Element data from apps and pages |
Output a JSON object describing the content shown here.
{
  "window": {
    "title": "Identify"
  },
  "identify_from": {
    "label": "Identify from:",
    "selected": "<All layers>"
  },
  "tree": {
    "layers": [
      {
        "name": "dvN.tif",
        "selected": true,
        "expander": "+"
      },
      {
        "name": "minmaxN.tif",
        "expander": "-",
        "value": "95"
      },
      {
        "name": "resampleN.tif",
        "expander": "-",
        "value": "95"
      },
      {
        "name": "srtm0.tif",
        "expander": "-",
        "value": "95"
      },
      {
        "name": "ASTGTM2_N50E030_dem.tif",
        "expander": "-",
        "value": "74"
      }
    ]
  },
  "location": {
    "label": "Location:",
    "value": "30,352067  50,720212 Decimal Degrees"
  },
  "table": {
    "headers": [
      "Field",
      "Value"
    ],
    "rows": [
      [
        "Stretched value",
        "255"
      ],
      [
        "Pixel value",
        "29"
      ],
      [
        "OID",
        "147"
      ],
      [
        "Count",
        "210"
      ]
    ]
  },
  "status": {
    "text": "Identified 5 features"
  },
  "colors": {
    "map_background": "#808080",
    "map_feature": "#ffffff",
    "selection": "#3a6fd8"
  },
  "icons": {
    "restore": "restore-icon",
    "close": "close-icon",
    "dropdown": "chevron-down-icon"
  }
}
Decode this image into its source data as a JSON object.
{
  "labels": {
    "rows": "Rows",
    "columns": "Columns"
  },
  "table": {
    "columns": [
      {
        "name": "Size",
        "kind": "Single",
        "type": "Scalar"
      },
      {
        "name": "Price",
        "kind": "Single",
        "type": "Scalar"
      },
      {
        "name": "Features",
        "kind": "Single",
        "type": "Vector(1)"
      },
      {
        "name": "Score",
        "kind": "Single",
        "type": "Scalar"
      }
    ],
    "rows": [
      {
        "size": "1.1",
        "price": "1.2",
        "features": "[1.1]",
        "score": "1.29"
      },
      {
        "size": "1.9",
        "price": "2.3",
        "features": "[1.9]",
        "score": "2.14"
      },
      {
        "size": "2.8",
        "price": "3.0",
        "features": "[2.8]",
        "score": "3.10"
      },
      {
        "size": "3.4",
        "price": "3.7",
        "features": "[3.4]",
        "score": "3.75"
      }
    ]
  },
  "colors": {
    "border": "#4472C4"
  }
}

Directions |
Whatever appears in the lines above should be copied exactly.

Reply to the task |
Output a JSON object describing the content shown here.
{
  "window": {
    "title": "Identify"
  },
  "identify_from": {
    "label": "Identify from:",
    "selected": "<All layers>"
  },
  "tree": {
    "layers": [
      {
        "name": "dvN.tif",
        "selected": true,
        "expander": "+"
      },
      {
        "name": "minmaxN.tif",
        "expander": "-",
        "value": "95"
      },
      {
        "name": "resampleN.tif",
        "expander": "-",
        "value": "95"
      },
      {
        "name": "srtm0.tif",
        "expander": "-",
        "value": "95"
      },
      {
        "name": "ASTGTM2_N50E030_dem.tif",
        "expander": "-",
        "value": "74"
      }
    ]
  },
  "location": {
    "label": "Location:",
    "value": "30,352067  50,720212 Decimal Degrees"
  },
  "table": {
    "headers": [
      "Field",
      "Value"
    ],
    "rows": [
      [
        "Stretched value",
        "255"
      ],
      [
        "Pixel value",
        "29"
      ],
      [
        "OID",
        "147"
      ],
      [
        "Count",
        "210"
      ]
    ]
  },
  "status": {
    "text": "Identified 5 features"
  },
  "colors": {
    "map_background": "#808080",
    "map_feature": "#ffffff",
    "selection": "#3a6fd8"
  },
  "icons": {
    "restore": "restore-icon",
    "close": "close-icon",
    "dropdown": "chevron-down-icon"
  }
}
Decode this image into its source data as a JSON object.
{
  "labels": {
    "rows": "Rows",
    "columns": "Columns"
  },
  "table": {
    "columns": [
      {
        "name": "Size",
        "kind": "Single",
        "type": "Scalar"
      },
      {
        "name": "Price",
        "kind": "Single",
        "type": "Scalar"
      },
      {
        "name": "Features",
        "kind": "Single",
        "type": "Vector(1)"
      },
      {
        "name": "Score",
        "kind": "Single",
        "type": "Scalar"
      }
    ],
    "rows": [
      {
        "size": "1.1",
        "price": "1.2",
        "features": "[1.1]",
        "score": "1.29"
      },
      {
        "size": "1.9",
        "price": "2.3",
        "features": "[1.9]",
        "score": "2.14"
      },
      {
        "size": "2.8",
        "price": "3.0",
        "features": "[2.8]",
        "score": "3.10"
      },
      {
        "size": "3.4",
        "price": "3.7",
        "features": "[3.4]",
        "score": "3.75"
      }
    ]
  },
  "colors": {
    "border": "#4472C4"
  }
}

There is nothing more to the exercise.